* [TASK ITEM] A single number is required: the count of lines in the entries below that include the word "choose".

(PROVIDED MATERIAL Opens)

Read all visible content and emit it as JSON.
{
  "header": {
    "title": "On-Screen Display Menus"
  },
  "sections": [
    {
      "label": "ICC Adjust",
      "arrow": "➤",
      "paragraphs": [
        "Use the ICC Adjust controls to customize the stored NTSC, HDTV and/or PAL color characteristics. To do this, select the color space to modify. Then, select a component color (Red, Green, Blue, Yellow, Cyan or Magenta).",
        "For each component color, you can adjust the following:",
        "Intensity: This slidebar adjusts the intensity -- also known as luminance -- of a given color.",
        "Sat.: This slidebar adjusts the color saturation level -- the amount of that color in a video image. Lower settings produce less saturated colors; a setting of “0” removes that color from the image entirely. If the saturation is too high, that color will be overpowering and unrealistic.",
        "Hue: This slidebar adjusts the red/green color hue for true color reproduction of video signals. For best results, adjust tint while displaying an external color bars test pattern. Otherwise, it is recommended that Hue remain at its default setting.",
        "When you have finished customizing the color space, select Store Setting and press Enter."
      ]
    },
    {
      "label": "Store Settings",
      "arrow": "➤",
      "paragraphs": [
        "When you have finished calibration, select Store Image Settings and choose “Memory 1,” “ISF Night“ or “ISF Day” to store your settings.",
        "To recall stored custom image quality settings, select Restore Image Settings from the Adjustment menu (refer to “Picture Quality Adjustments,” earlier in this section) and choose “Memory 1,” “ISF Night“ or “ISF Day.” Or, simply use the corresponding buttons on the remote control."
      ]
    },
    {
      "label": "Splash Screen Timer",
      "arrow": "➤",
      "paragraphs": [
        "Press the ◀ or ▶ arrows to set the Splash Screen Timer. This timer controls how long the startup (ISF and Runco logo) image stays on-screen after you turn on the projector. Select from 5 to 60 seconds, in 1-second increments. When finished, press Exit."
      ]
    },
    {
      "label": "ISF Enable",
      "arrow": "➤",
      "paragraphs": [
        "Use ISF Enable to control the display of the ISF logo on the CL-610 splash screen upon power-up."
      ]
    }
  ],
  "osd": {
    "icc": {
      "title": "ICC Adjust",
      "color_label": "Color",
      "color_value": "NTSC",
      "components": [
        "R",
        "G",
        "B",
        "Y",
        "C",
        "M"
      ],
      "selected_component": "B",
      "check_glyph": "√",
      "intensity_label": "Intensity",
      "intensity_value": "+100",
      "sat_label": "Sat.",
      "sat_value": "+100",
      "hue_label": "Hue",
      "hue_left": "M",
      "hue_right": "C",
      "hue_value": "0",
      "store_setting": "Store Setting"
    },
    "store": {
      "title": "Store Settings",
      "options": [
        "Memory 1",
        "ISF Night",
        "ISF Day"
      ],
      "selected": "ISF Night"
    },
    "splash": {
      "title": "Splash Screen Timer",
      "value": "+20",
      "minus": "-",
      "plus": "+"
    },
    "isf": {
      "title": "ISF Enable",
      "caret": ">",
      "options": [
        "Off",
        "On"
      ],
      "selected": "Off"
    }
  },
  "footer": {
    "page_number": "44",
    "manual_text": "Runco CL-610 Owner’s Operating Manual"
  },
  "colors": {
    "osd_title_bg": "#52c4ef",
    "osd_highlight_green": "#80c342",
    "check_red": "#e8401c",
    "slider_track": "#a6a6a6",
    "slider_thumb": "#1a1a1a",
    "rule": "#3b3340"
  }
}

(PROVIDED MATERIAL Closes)

* [TASK OUTPUT] 2